Material provided:
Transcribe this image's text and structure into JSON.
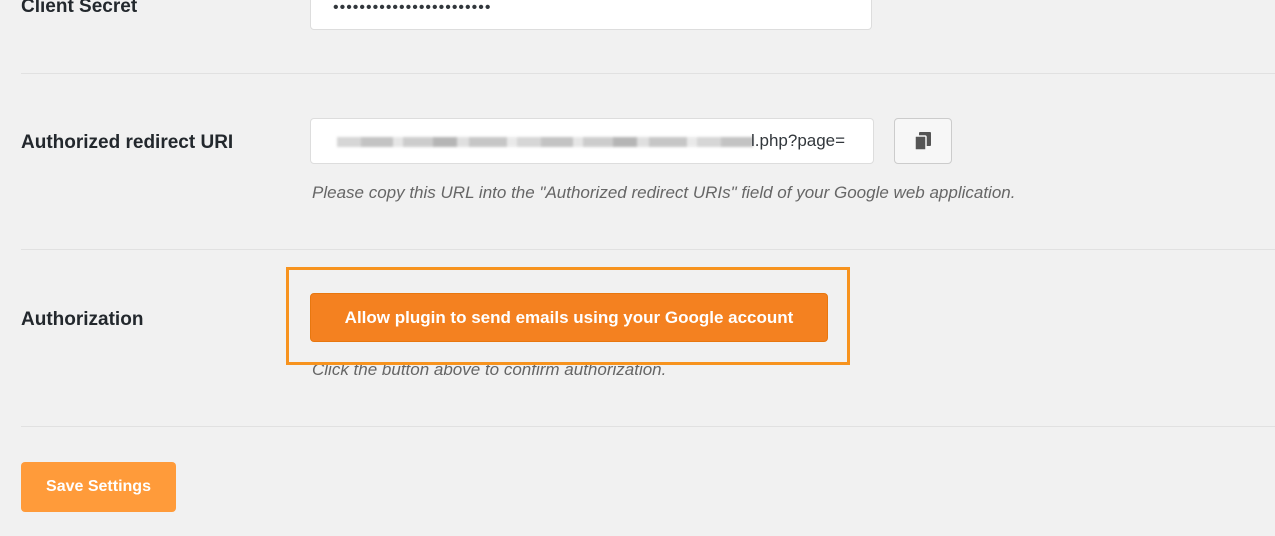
{
  "client_secret": {
    "label": "Client Secret",
    "value": "••••••••••••••••••••••••"
  },
  "redirect_uri": {
    "label": "Authorized redirect URI",
    "visible_value": "l.php?page=",
    "help": "Please copy this URL into the \"Authorized redirect URIs\" field of your Google web application.",
    "copy_icon": "copy-icon"
  },
  "authorization": {
    "label": "Authorization",
    "button_label": "Allow plugin to send emails using your Google account",
    "help": "Click the button above to confirm authorization."
  },
  "save_button_label": "Save Settings",
  "colors": {
    "accent": "#f48120",
    "highlight": "#f7931e",
    "save": "#ff9b3a"
  }
}
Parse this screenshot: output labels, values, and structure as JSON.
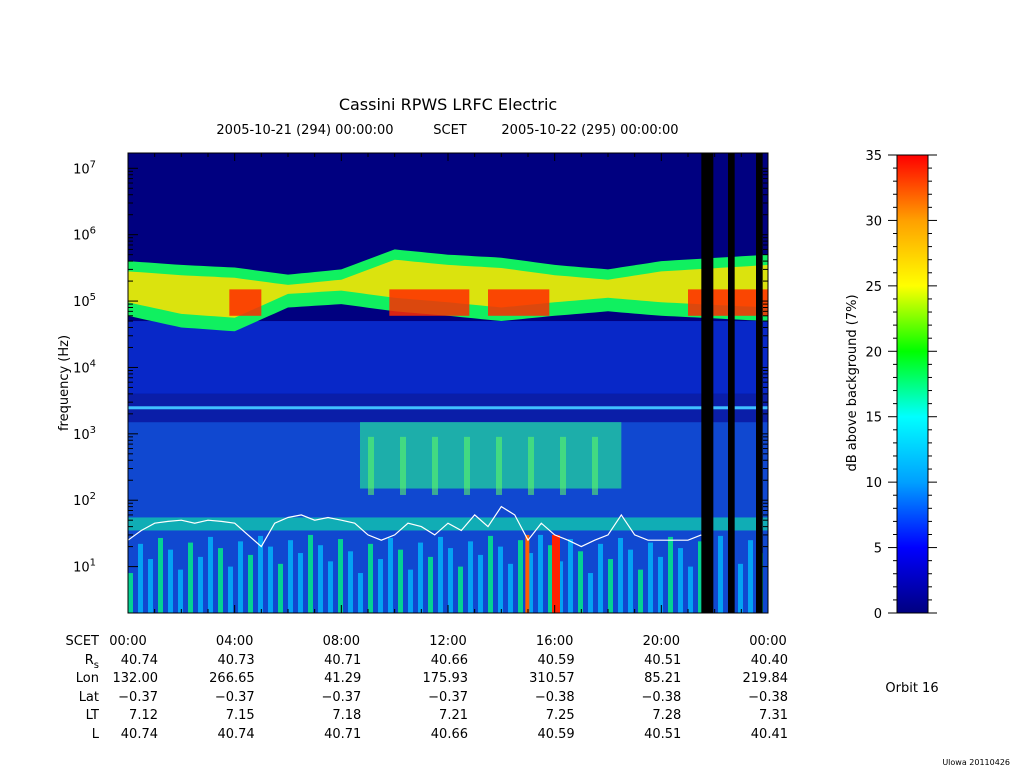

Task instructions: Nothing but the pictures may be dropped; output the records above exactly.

Answer space:
Transcribe this image's text and structure into JSON.
{
  "client_secret": {
    "label": "Client Secret",
    "value": "••••••••••••••••••••••••"
  },
  "redirect_uri": {
    "label": "Authorized redirect URI",
    "visible_value": "l.php?page=",
    "help": "Please copy this URL into the \"Authorized redirect URIs\" field of your Google web application.",
    "copy_icon": "copy-icon"
  },
  "authorization": {
    "label": "Authorization",
    "button_label": "Allow plugin to send emails using your Google account",
    "help": "Click the button above to confirm authorization."
  },
  "save_button_label": "Save Settings",
  "colors": {
    "accent": "#f48120",
    "highlight": "#f7931e",
    "save": "#ff9b3a"
  }
}
Parse this screenshot: output labels, values, and structure as JSON.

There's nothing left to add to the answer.